Set down every entry again exactly as it stands below.

Segment Start: DATA EXTRACT

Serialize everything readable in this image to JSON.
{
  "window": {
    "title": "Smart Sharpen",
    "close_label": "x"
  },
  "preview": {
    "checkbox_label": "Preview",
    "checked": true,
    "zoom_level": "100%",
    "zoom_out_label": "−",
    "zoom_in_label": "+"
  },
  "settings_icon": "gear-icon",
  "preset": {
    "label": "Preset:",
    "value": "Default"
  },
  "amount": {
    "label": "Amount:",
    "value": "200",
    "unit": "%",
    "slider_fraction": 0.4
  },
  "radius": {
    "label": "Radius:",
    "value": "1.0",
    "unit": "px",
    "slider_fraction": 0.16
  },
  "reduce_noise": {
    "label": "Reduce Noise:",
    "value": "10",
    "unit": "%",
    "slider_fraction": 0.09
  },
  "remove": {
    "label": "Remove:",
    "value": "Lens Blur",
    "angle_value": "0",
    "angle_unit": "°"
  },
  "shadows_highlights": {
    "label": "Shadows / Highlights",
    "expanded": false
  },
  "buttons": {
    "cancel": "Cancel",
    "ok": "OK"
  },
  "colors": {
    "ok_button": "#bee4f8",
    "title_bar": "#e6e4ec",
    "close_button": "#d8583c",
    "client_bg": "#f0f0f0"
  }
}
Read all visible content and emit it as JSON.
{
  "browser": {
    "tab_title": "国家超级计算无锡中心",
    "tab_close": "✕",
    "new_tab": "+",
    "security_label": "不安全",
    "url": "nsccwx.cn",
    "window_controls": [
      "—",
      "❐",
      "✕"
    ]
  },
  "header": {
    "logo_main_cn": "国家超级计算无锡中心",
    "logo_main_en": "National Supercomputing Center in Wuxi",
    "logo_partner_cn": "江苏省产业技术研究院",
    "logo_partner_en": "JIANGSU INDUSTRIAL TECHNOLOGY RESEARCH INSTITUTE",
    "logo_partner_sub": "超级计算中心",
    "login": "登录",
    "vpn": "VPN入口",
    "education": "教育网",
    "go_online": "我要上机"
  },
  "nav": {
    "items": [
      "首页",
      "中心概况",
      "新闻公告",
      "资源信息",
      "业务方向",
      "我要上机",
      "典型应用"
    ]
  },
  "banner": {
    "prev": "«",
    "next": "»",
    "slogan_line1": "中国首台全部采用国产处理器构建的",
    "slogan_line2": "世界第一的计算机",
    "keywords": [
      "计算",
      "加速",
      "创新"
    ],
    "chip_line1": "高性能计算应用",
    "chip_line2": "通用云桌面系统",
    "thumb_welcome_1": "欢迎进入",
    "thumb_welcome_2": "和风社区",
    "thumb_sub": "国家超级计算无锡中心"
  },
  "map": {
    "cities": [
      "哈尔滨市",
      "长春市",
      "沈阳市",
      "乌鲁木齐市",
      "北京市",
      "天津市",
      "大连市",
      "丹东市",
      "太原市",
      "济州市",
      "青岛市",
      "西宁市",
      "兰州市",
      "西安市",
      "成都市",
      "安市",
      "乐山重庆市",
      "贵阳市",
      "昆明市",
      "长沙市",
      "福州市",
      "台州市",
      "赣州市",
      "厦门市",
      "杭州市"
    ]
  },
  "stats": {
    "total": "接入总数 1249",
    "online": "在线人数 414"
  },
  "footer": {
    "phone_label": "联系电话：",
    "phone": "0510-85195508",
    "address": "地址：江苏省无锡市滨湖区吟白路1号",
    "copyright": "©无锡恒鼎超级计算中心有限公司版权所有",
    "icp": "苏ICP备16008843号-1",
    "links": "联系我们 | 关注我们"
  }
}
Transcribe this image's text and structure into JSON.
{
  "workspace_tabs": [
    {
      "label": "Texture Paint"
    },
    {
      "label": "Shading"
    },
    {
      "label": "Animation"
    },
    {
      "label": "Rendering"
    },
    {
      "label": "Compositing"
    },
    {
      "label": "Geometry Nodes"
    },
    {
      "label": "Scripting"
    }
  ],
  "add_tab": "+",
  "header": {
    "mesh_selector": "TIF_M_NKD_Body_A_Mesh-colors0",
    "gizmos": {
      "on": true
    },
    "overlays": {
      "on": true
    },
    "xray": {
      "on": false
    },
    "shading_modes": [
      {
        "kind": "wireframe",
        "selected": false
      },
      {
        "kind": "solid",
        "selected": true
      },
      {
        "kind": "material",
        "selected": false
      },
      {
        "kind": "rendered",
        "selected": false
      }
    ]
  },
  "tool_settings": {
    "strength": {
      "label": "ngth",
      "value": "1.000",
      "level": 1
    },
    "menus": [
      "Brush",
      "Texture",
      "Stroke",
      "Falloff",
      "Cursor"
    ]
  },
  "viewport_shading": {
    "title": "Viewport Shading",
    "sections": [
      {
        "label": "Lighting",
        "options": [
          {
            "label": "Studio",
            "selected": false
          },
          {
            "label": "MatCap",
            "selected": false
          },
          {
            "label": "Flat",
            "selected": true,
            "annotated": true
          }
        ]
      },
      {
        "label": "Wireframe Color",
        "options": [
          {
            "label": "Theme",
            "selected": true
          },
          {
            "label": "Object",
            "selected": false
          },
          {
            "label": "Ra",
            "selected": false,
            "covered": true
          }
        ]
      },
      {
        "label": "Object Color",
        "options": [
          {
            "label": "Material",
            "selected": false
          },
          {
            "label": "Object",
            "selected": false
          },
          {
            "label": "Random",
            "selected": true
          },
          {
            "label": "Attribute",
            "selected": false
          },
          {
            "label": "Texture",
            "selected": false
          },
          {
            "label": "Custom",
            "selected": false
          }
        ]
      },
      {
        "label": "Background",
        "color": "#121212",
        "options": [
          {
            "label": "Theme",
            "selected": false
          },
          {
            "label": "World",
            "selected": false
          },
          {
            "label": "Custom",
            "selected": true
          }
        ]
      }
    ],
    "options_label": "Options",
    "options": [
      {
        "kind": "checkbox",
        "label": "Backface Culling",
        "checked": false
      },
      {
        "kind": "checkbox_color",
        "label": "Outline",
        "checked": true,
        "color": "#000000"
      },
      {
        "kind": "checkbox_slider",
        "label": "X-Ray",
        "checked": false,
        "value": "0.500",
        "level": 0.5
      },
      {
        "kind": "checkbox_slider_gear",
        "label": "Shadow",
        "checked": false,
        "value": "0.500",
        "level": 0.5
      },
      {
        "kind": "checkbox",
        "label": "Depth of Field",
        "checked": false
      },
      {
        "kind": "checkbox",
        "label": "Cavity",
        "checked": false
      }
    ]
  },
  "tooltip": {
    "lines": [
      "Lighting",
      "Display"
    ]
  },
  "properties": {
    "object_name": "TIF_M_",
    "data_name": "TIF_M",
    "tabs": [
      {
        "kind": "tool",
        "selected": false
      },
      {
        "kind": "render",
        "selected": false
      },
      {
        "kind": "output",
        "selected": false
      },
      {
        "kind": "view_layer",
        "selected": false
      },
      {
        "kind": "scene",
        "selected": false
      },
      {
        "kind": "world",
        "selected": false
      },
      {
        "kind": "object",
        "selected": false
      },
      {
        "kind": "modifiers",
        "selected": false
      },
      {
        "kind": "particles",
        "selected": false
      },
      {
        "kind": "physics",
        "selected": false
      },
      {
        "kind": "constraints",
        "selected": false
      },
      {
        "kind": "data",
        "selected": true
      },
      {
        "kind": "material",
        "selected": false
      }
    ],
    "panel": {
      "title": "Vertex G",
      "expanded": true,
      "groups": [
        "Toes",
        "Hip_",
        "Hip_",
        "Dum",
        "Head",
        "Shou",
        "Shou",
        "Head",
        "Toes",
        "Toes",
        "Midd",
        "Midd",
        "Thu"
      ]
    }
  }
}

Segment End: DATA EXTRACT

◆ ANSWER AREA ◆
Serialize everything readable in this image to JSON.
{
  "window": {
    "title": "Smart Sharpen",
    "close_label": "x"
  },
  "preview": {
    "checkbox_label": "Preview",
    "checked": true,
    "zoom_level": "100%",
    "zoom_out_label": "−",
    "zoom_in_label": "+"
  },
  "settings_icon": "gear-icon",
  "preset": {
    "label": "Preset:",
    "value": "Default"
  },
  "amount": {
    "label": "Amount:",
    "value": "200",
    "unit": "%",
    "slider_fraction": 0.4
  },
  "radius": {
    "label": "Radius:",
    "value": "1.0",
    "unit": "px",
    "slider_fraction": 0.16
  },
  "reduce_noise": {
    "label": "Reduce Noise:",
    "value": "10",
    "unit": "%",
    "slider_fraction": 0.09
  },
  "remove": {
    "label": "Remove:",
    "value": "Lens Blur",
    "angle_value": "0",
    "angle_unit": "°"
  },
  "shadows_highlights": {
    "label": "Shadows / Highlights",
    "expanded": false
  },
  "buttons": {
    "cancel": "Cancel",
    "ok": "OK"
  },
  "colors": {
    "ok_button": "#bee4f8",
    "title_bar": "#e6e4ec",
    "close_button": "#d8583c",
    "client_bg": "#f0f0f0"
  }
}
Read all visible content and emit it as JSON.
{
  "browser": {
    "tab_title": "国家超级计算无锡中心",
    "tab_close": "✕",
    "new_tab": "+",
    "security_label": "不安全",
    "url": "nsccwx.cn",
    "window_controls": [
      "—",
      "❐",
      "✕"
    ]
  },
  "header": {
    "logo_main_cn": "国家超级计算无锡中心",
    "logo_main_en": "National Supercomputing Center in Wuxi",
    "logo_partner_cn": "江苏省产业技术研究院",
    "logo_partner_en": "JIANGSU INDUSTRIAL TECHNOLOGY RESEARCH INSTITUTE",
    "logo_partner_sub": "超级计算中心",
    "login": "登录",
    "vpn": "VPN入口",
    "education": "教育网",
    "go_online": "我要上机"
  },
  "nav": {
    "items": [
      "首页",
      "中心概况",
      "新闻公告",
      "资源信息",
      "业务方向",
      "我要上机",
      "典型应用"
    ]
  },
  "banner": {
    "prev": "«",
    "next": "»",
    "slogan_line1": "中国首台全部采用国产处理器构建的",
    "slogan_line2": "世界第一的计算机",
    "keywords": [
      "计算",
      "加速",
      "创新"
    ],
    "chip_line1": "高性能计算应用",
    "chip_line2": "通用云桌面系统",
    "thumb_welcome_1": "欢迎进入",
    "thumb_welcome_2": "和风社区",
    "thumb_sub": "国家超级计算无锡中心"
  },
  "map": {
    "cities": [
      "哈尔滨市",
      "长春市",
      "沈阳市",
      "乌鲁木齐市",
      "北京市",
      "天津市",
      "大连市",
      "丹东市",
      "太原市",
      "济州市",
      "青岛市",
      "西宁市",
      "兰州市",
      "西安市",
      "成都市",
      "安市",
      "乐山重庆市",
      "贵阳市",
      "昆明市",
      "长沙市",
      "福州市",
      "台州市",
      "赣州市",
      "厦门市",
      "杭州市"
    ]
  },
  "stats": {
    "total": "接入总数 1249",
    "online": "在线人数 414"
  },
  "footer": {
    "phone_label": "联系电话：",
    "phone": "0510-85195508",
    "address": "地址：江苏省无锡市滨湖区吟白路1号",
    "copyright": "©无锡恒鼎超级计算中心有限公司版权所有",
    "icp": "苏ICP备16008843号-1",
    "links": "联系我们 | 关注我们"
  }
}
Transcribe this image's text and structure into JSON.
{
  "workspace_tabs": [
    {
      "label": "Texture Paint"
    },
    {
      "label": "Shading"
    },
    {
      "label": "Animation"
    },
    {
      "label": "Rendering"
    },
    {
      "label": "Compositing"
    },
    {
      "label": "Geometry Nodes"
    },
    {
      "label": "Scripting"
    }
  ],
  "add_tab": "+",
  "header": {
    "mesh_selector": "TIF_M_NKD_Body_A_Mesh-colors0",
    "gizmos": {
      "on": true
    },
    "overlays": {
      "on": true
    },
    "xray": {
      "on": false
    },
    "shading_modes": [
      {
        "kind": "wireframe",
        "selected": false
      },
      {
        "kind": "solid",
        "selected": true
      },
      {
        "kind": "material",
        "selected": false
      },
      {
        "kind": "rendered",
        "selected": false
      }
    ]
  },
  "tool_settings": {
    "strength": {
      "label": "ngth",
      "value": "1.000",
      "level": 1
    },
    "menus": [
      "Brush",
      "Texture",
      "Stroke",
      "Falloff",
      "Cursor"
    ]
  },
  "viewport_shading": {
    "title": "Viewport Shading",
    "sections": [
      {
        "label": "Lighting",
        "options": [
          {
            "label": "Studio",
            "selected": false
          },
          {
            "label": "MatCap",
            "selected": false
          },
          {
            "label": "Flat",
            "selected": true,
            "annotated": true
          }
        ]
      },
      {
        "label": "Wireframe Color",
        "options": [
          {
            "label": "Theme",
            "selected": true
          },
          {
            "label": "Object",
            "selected": false
          },
          {
            "label": "Ra",
            "selected": false,
            "covered": true
          }
        ]
      },
      {
        "label": "Object Color",
        "options": [
          {
            "label": "Material",
            "selected": false
          },
          {
            "label": "Object",
            "selected": false
          },
          {
            "label": "Random",
            "selected": true
          },
          {
            "label": "Attribute",
            "selected": false
          },
          {
            "label": "Texture",
            "selected": false
          },
          {
            "label": "Custom",
            "selected": false
          }
        ]
      },
      {
        "label": "Background",
        "color": "#121212",
        "options": [
          {
            "label": "Theme",
            "selected": false
          },
          {
            "label": "World",
            "selected": false
          },
          {
            "label": "Custom",
            "selected": true
          }
        ]
      }
    ],
    "options_label": "Options",
    "options": [
      {
        "kind": "checkbox",
        "label": "Backface Culling",
        "checked": false
      },
      {
        "kind": "checkbox_color",
        "label": "Outline",
        "checked": true,
        "color": "#000000"
      },
      {
        "kind": "checkbox_slider",
        "label": "X-Ray",
        "checked": false,
        "value": "0.500",
        "level": 0.5
      },
      {
        "kind": "checkbox_slider_gear",
        "label": "Shadow",
        "checked": false,
        "value": "0.500",
        "level": 0.5
      },
      {
        "kind": "checkbox",
        "label": "Depth of Field",
        "checked": false
      },
      {
        "kind": "checkbox",
        "label": "Cavity",
        "checked": false
      }
    ]
  },
  "tooltip": {
    "lines": [
      "Lighting",
      "Display"
    ]
  },
  "properties": {
    "object_name": "TIF_M_",
    "data_name": "TIF_M",
    "tabs": [
      {
        "kind": "tool",
        "selected": false
      },
      {
        "kind": "render",
        "selected": false
      },
      {
        "kind": "output",
        "selected": false
      },
      {
        "kind": "view_layer",
        "selected": false
      },
      {
        "kind": "scene",
        "selected": false
      },
      {
        "kind": "world",
        "selected": false
      },
      {
        "kind": "object",
        "selected": false
      },
      {
        "kind": "modifiers",
        "selected": false
      },
      {
        "kind": "particles",
        "selected": false
      },
      {
        "kind": "physics",
        "selected": false
      },
      {
        "kind": "constraints",
        "selected": false
      },
      {
        "kind": "data",
        "selected": true
      },
      {
        "kind": "material",
        "selected": false
      }
    ],
    "panel": {
      "title": "Vertex G",
      "expanded": true,
      "groups": [
        "Toes",
        "Hip_",
        "Hip_",
        "Dum",
        "Head",
        "Shou",
        "Shou",
        "Head",
        "Toes",
        "Toes",
        "Midd",
        "Midd",
        "Thu"
      ]
    }
  }
}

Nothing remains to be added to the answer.